(By "cost of international call carriage" I refer to the cost of carrying the call to the inbound international gateway of the destination country; see the example below.) The settlement may reach as high as $1 to $2 per minute.In particular, I want to be able to say up front that — no matter what options other people want to take advantage of — I don't want to be able to add onto my phone bill the cost of a can of soda, or a charitable donation, or a conference chat with lonely singles in my area, or a psychic reading, or a new refrigerator, or my car payment, or anything else except the cost of connecting my phone to someone else's phone.That's why we have 900/976 blocking, but some people believe that I ought to be able to charge whatever I want on my phone bill, whether I like it or not.Carrying a call ten meters from the inbound switch to a conference bridge in the next room is not what I consider "use of the domestic network." Worse, the charges are often inadequately disclosed, and the consumer has little or no protection against misleading or outright fraudulent use of these international numbers.For what it's worth, I also object to billing anything other than the cost of call carriage on a phone bill.I have yet to see ANY evidence that any of the numbers listed below, or any similar numbers not listed, are charged at any rate different from the cost of a call to the same country on the same long-distance carrier.
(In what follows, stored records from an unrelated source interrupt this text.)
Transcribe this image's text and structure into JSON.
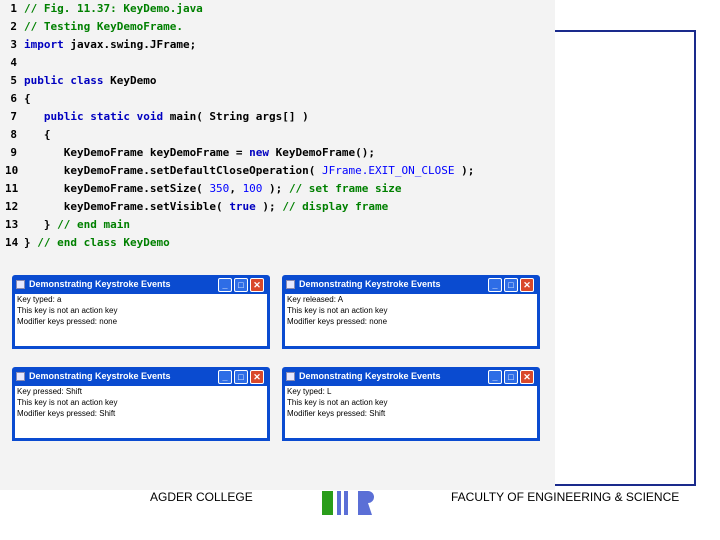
{
  "code": [
    {
      "num": "1",
      "parts": [
        {
          "t": "// Fig. 11.37: KeyDemo.java",
          "c": "cm"
        }
      ]
    },
    {
      "num": "2",
      "parts": [
        {
          "t": "// Testing KeyDemoFrame.",
          "c": "cm"
        }
      ]
    },
    {
      "num": "3",
      "parts": [
        {
          "t": "import",
          "c": "kw"
        },
        {
          "t": " javax.swing.JFrame;",
          "c": "tx"
        }
      ]
    },
    {
      "num": "4",
      "parts": []
    },
    {
      "num": "5",
      "parts": [
        {
          "t": "public class",
          "c": "kw"
        },
        {
          "t": " KeyDemo",
          "c": "tx"
        }
      ]
    },
    {
      "num": "6",
      "parts": [
        {
          "t": "{",
          "c": "tx"
        }
      ]
    },
    {
      "num": "7",
      "parts": [
        {
          "t": "   public static void",
          "c": "kw"
        },
        {
          "t": " main( String args[] )",
          "c": "tx"
        }
      ]
    },
    {
      "num": "8",
      "parts": [
        {
          "t": "   {",
          "c": "tx"
        }
      ]
    },
    {
      "num": "9",
      "parts": [
        {
          "t": "      KeyDemoFrame keyDemoFrame = ",
          "c": "tx"
        },
        {
          "t": "new",
          "c": "kw"
        },
        {
          "t": " KeyDemoFrame();",
          "c": "tx"
        }
      ]
    },
    {
      "num": "10",
      "parts": [
        {
          "t": "      keyDemoFrame.setDefaultCloseOperation( ",
          "c": "tx"
        },
        {
          "t": "JFrame.EXIT_ON_CLOSE",
          "c": "cn"
        },
        {
          "t": " );",
          "c": "tx"
        }
      ]
    },
    {
      "num": "11",
      "parts": [
        {
          "t": "      keyDemoFrame.setSize( ",
          "c": "tx"
        },
        {
          "t": "350",
          "c": "cn"
        },
        {
          "t": ", ",
          "c": "tx"
        },
        {
          "t": "100",
          "c": "cn"
        },
        {
          "t": " ); ",
          "c": "tx"
        },
        {
          "t": "// set frame size",
          "c": "cm"
        }
      ]
    },
    {
      "num": "12",
      "parts": [
        {
          "t": "      keyDemoFrame.setVisible( ",
          "c": "tx"
        },
        {
          "t": "true",
          "c": "kw"
        },
        {
          "t": " ); ",
          "c": "tx"
        },
        {
          "t": "// display frame",
          "c": "cm"
        }
      ]
    },
    {
      "num": "13",
      "parts": [
        {
          "t": "   } ",
          "c": "tx"
        },
        {
          "t": "// end main",
          "c": "cm"
        }
      ]
    },
    {
      "num": "14",
      "parts": [
        {
          "t": "} ",
          "c": "tx"
        },
        {
          "t": "// end class KeyDemo",
          "c": "cm"
        }
      ]
    }
  ],
  "windows": [
    {
      "title": "Demonstrating Keystroke Events",
      "lines": [
        "Key typed: a",
        "This key is not an action key",
        "Modifier keys pressed: none"
      ]
    },
    {
      "title": "Demonstrating Keystroke Events",
      "lines": [
        "Key released: A",
        "This key is not an action key",
        "Modifier keys pressed: none"
      ]
    },
    {
      "title": "Demonstrating Keystroke Events",
      "lines": [
        "Key pressed: Shift",
        "This key is not an action key",
        "Modifier keys pressed: Shift"
      ]
    },
    {
      "title": "Demonstrating Keystroke Events",
      "lines": [
        "Key typed: L",
        "This key is not an action key",
        "Modifier keys pressed: Shift"
      ]
    }
  ],
  "window_buttons": {
    "minimize": "_",
    "maximize": "□",
    "close": "✕"
  },
  "footer": {
    "left": "AGDER COLLEGE",
    "right": "FACULTY OF ENGINEERING & SCIENCE"
  },
  "colors": {
    "border": "#1a2a8c",
    "titlebar": "#0a4bd0",
    "comment": "#008000",
    "keyword": "#0000c0"
  }
}
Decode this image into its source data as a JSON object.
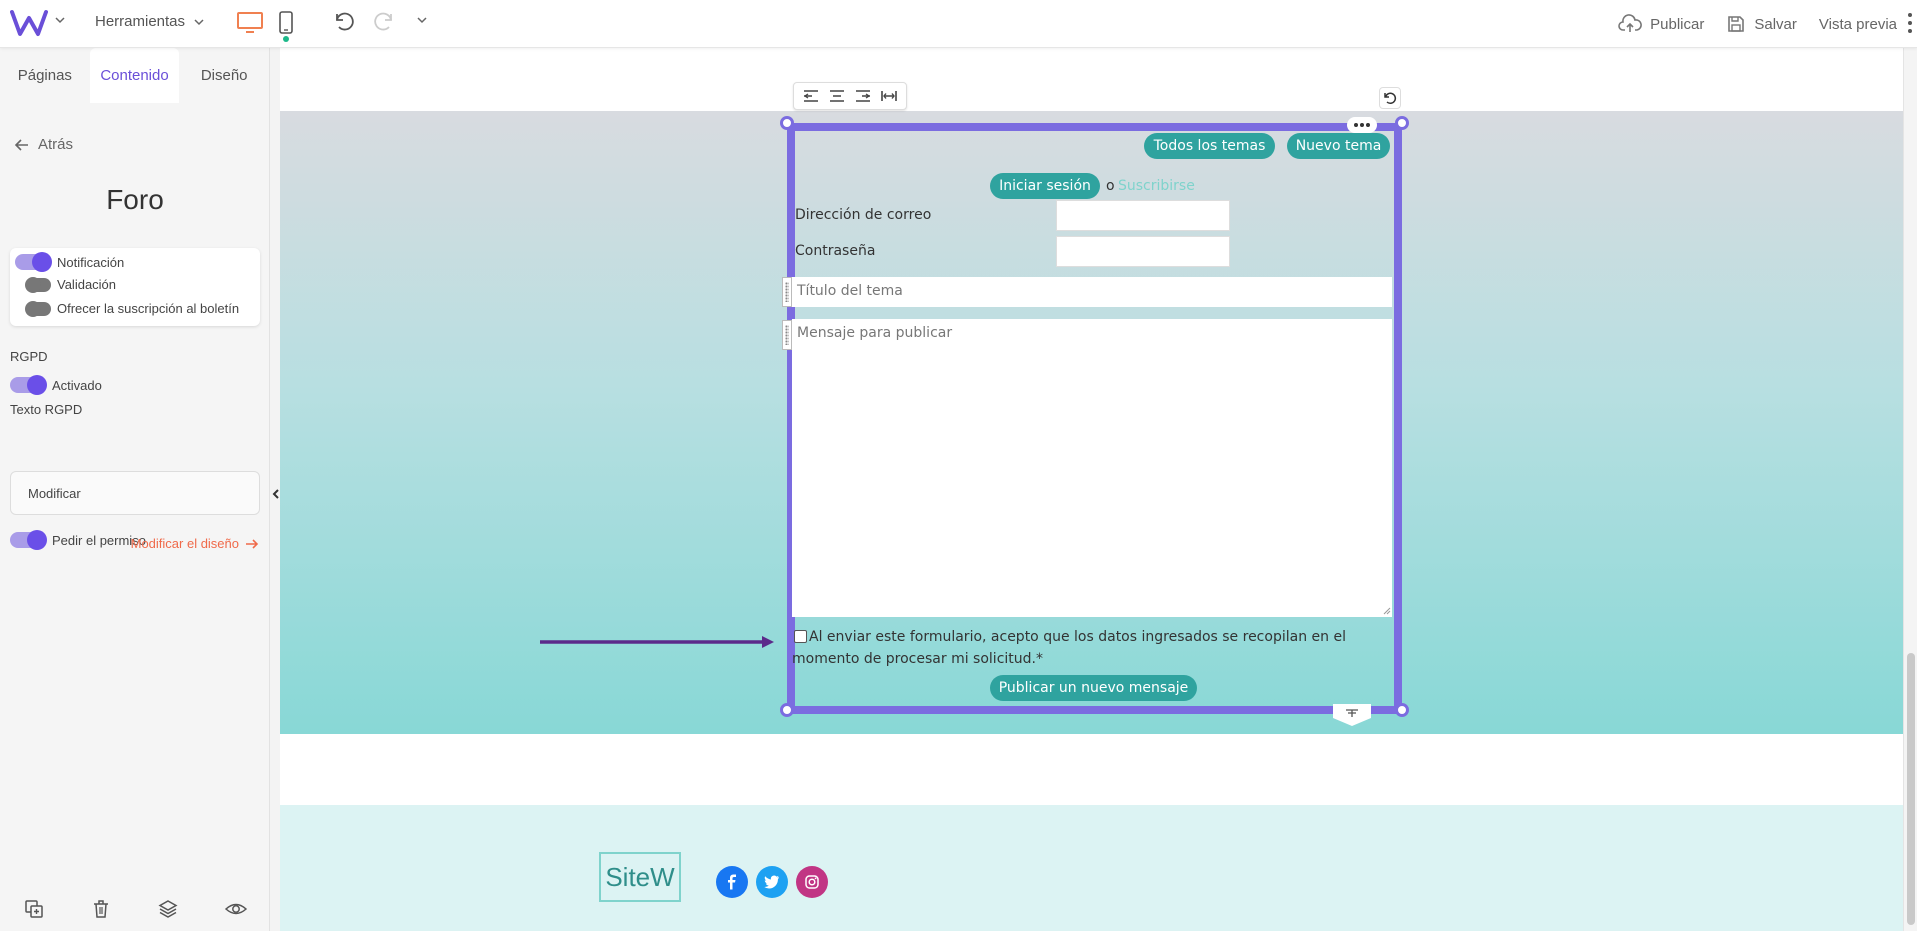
{
  "topbar": {
    "tools_label": "Herramientas",
    "publish_label": "Publicar",
    "save_label": "Salvar",
    "preview_label": "Vista previa",
    "colors": {
      "accent": "#6a4fd8",
      "desktop_icon": "#f08050",
      "mobile_dot": "#1cb98a"
    }
  },
  "left_panel": {
    "tabs": [
      {
        "label": "Páginas"
      },
      {
        "label": "Contenido"
      },
      {
        "label": "Diseño"
      }
    ],
    "back_label": "Atrás",
    "title": "Foro",
    "options": [
      {
        "label": "Notificación",
        "on": true
      },
      {
        "label": "Validación",
        "on": false
      },
      {
        "label": "Ofrecer la suscripción al boletín",
        "on": false
      }
    ],
    "rgpd_heading": "RGPD",
    "rgpd_activated_label": "Activado",
    "rgpd_text_heading": "Texto RGPD",
    "modify_button": "Modificar",
    "ask_permission_label": "Pedir el permiso",
    "modify_design_link": "Modificar el diseño",
    "bottom_icons": [
      "duplicate-icon",
      "trash-icon",
      "layers-icon",
      "eye-icon"
    ]
  },
  "forum": {
    "all_topics_button": "Todos los temas",
    "new_topic_button": "Nuevo tema",
    "login_button": "Iniciar sesión",
    "or_text": "o",
    "subscribe_link": "Suscribirse",
    "email_label": "Dirección de correo",
    "password_label": "Contraseña",
    "topic_title_placeholder": "Título del tema",
    "message_placeholder": "Mensaje para publicar",
    "consent_text": "Al enviar este formulario, acepto que los datos ingresados se recopilan en el momento de procesar mi solicitud.*",
    "post_button": "Publicar un nuevo mensaje",
    "colors": {
      "button": "#2fa39f",
      "frame": "#7b6ce0"
    }
  },
  "footer": {
    "logo_text": "SiteW",
    "social": [
      {
        "name": "facebook-icon",
        "color": "#1877f2"
      },
      {
        "name": "twitter-icon",
        "color": "#1da1f2"
      },
      {
        "name": "instagram-icon",
        "color": "#c13584"
      }
    ]
  }
}
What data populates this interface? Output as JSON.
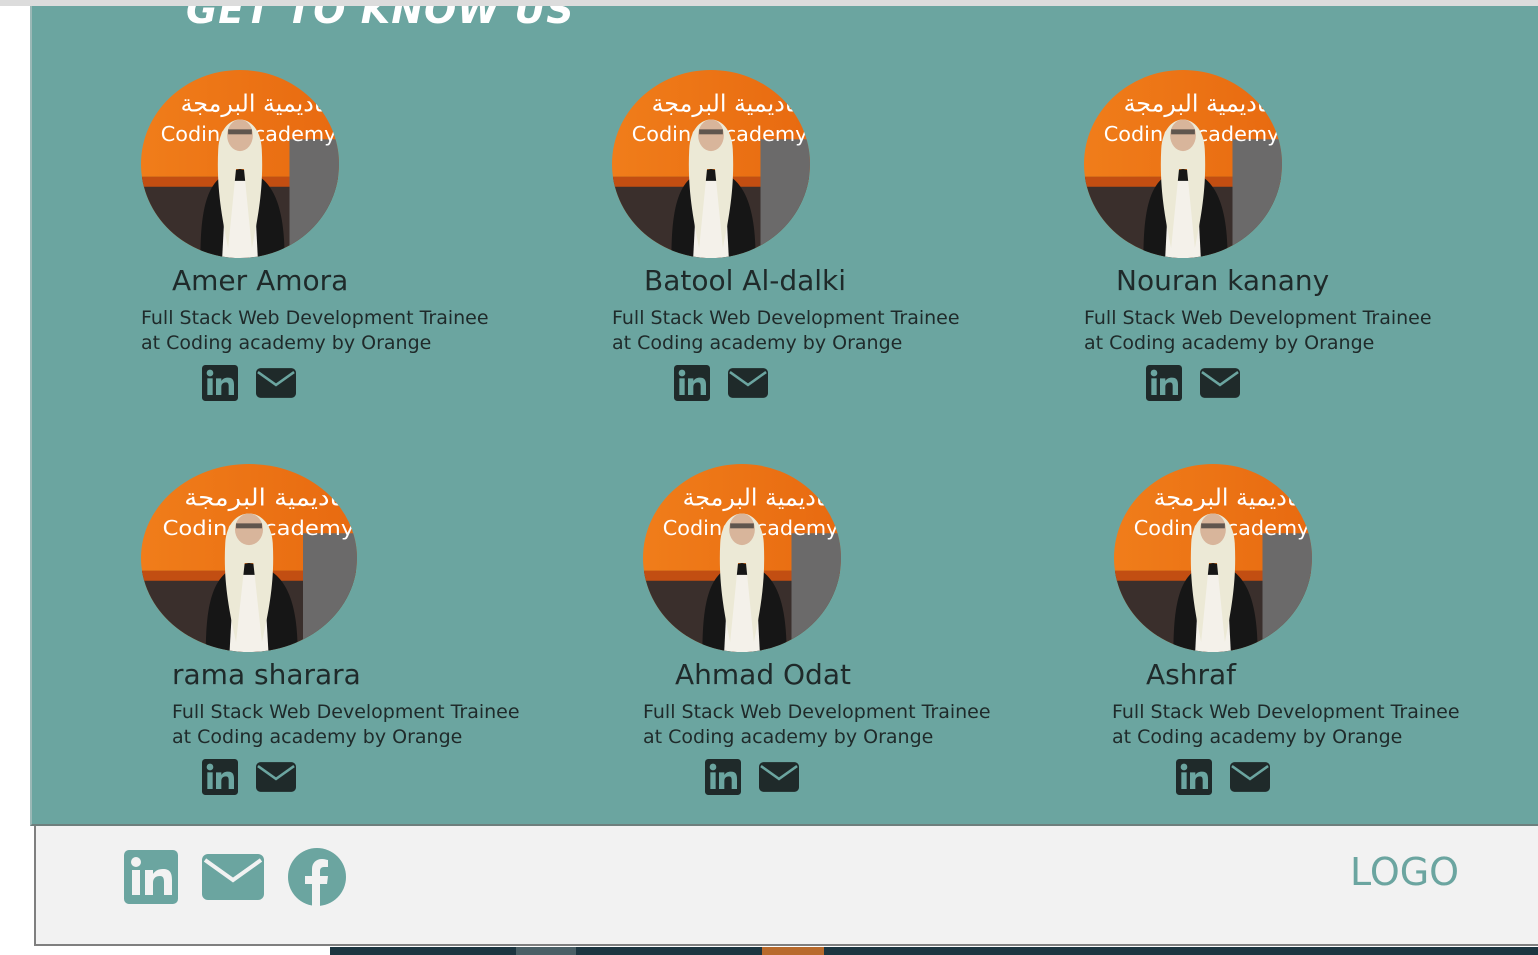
{
  "section": {
    "heading": "GET TO KNOW US"
  },
  "team": [
    {
      "name": "Amer Amora",
      "role_line1": "Full Stack Web Development Trainee",
      "role_line2": "at Coding academy by Orange"
    },
    {
      "name": "Batool Al-dalki",
      "role_line1": "Full Stack Web Development Trainee",
      "role_line2": "at Coding academy by Orange"
    },
    {
      "name": "Nouran kanany",
      "role_line1": "Full Stack Web Development Trainee",
      "role_line2": "at Coding academy by Orange"
    },
    {
      "name": "rama sharara",
      "role_line1": "Full Stack Web Development Trainee",
      "role_line2": "at Coding academy by Orange"
    },
    {
      "name": "Ahmad Odat",
      "role_line1": "Full Stack Web Development Trainee",
      "role_line2": "at Coding academy by Orange"
    },
    {
      "name": "Ashraf",
      "role_line1": "Full Stack Web Development Trainee",
      "role_line2": "at Coding academy by Orange"
    }
  ],
  "photo": {
    "sign_line1": "أكاديمية البرمجة",
    "sign_line2": "Coding Academy"
  },
  "card_icons": [
    "linkedin-icon",
    "envelope-icon"
  ],
  "footer": {
    "logo": "LOGO",
    "icons": [
      "linkedin-icon",
      "envelope-icon",
      "facebook-icon"
    ]
  },
  "colors": {
    "section_bg": "#6ba5a0",
    "text_dark": "#1f2a2a",
    "footer_bg": "#f2f2f2",
    "accent": "#6ba5a0",
    "sign_orange": "#f07d1a"
  }
}
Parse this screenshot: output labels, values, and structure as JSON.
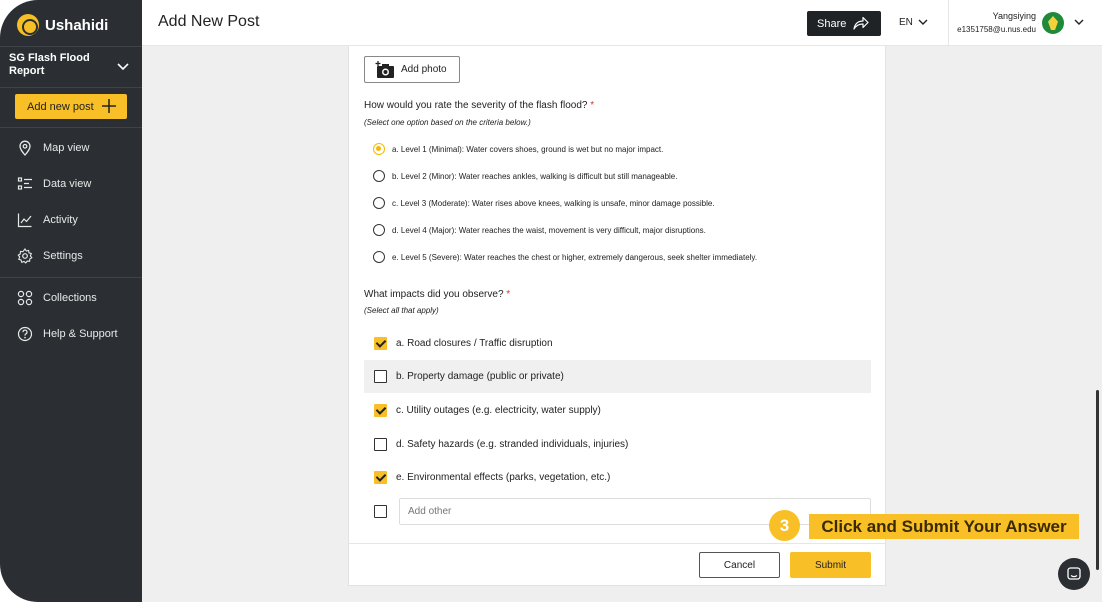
{
  "app": {
    "name": "Ushahidi"
  },
  "sidebar": {
    "deployment_title": "SG Flash Flood Report",
    "add_post_label": "Add new post",
    "items": [
      {
        "label": "Map view",
        "icon": "map-pin-icon"
      },
      {
        "label": "Data view",
        "icon": "list-icon"
      },
      {
        "label": "Activity",
        "icon": "activity-icon"
      },
      {
        "label": "Settings",
        "icon": "gear-icon"
      },
      {
        "label": "Collections",
        "icon": "collections-icon"
      },
      {
        "label": "Help & Support",
        "icon": "help-icon"
      }
    ]
  },
  "header": {
    "title": "Add New Post",
    "share_label": "Share",
    "language": "EN",
    "user": {
      "name": "Yangsiying",
      "email": "e1351758@u.nus.edu"
    }
  },
  "form": {
    "add_photo_label": "Add photo",
    "severity": {
      "question": "How would you rate the severity of the flash flood?",
      "required_mark": "*",
      "hint": "(Select one option based on the criteria below.)",
      "selected_index": 0,
      "options": [
        "a. Level 1 (Minimal): Water covers shoes, ground is wet but no major impact.",
        "b. Level 2 (Minor): Water reaches ankles, walking is difficult but still manageable.",
        "c. Level 3 (Moderate): Water rises above knees, walking is unsafe, minor damage possible.",
        "d. Level 4 (Major): Water reaches the waist, movement is very difficult, major disruptions.",
        "e. Level 5 (Severe): Water reaches the chest or higher, extremely dangerous, seek shelter immediately."
      ]
    },
    "impacts": {
      "question": "What impacts did you observe?",
      "required_mark": "*",
      "hint": "(Select all that apply)",
      "options": [
        {
          "label": "a. Road closures / Traffic disruption",
          "checked": true
        },
        {
          "label": "b. Property damage (public or private)",
          "checked": false
        },
        {
          "label": "c. Utility outages (e.g. electricity, water supply)",
          "checked": true
        },
        {
          "label": "d. Safety hazards (e.g. stranded individuals, injuries)",
          "checked": false
        },
        {
          "label": "e. Environmental effects (parks, vegetation, etc.)",
          "checked": true
        }
      ],
      "other_placeholder": "Add other",
      "other_checked": false
    },
    "cancel_label": "Cancel",
    "submit_label": "Submit"
  },
  "annotation": {
    "step_number": "3",
    "text": "Click and Submit Your Answer"
  },
  "colors": {
    "accent": "#f8c026",
    "sidebar_bg": "#2b2f33",
    "page_bg": "#efefef"
  }
}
The only exception, small but likely to grow larger in the future, is that most long-distance carriers now charge extra for calls to cellular phones in many foreign countries, because the inbound settlement includes caller-pays airtime charges.

For example, 1-473-468-xxxx might be a telesleaze number, but you will pay exactly the same amount if you call the U. However, I have not yet seen any evidence of telesleaze operators exploiting that fact.

I realize that I'm in the minority in that view, so we're likely to be able to continue to charge more and more things other than telephone calls to our phone bills.

I do insist, though, that the process be clear and above board, with safeguards to protect against unauthorized or unwanted charges.

The challenge is to demonstrate to me the existence of any wireline (i.e., non-cellular) telesleaze number that carries a surcharge over and above the cost of a call to an ordinary number in the same Caribbean area code or the same non-NANP country code.

In other words, for instance, a 1-284-xxx-xxxx number that costs more than other 1-284-xxx-xxxx numbers, or a 011-683-xxxx number that costs more than other 011-683-xxxx numbers, dialed in the same way during the same rate period (day, evening, weekend, etc.) on the same long-distance carrier.

The cost of international calls has dropped substantially, leaving far narrower margins for kickbacks to service providers.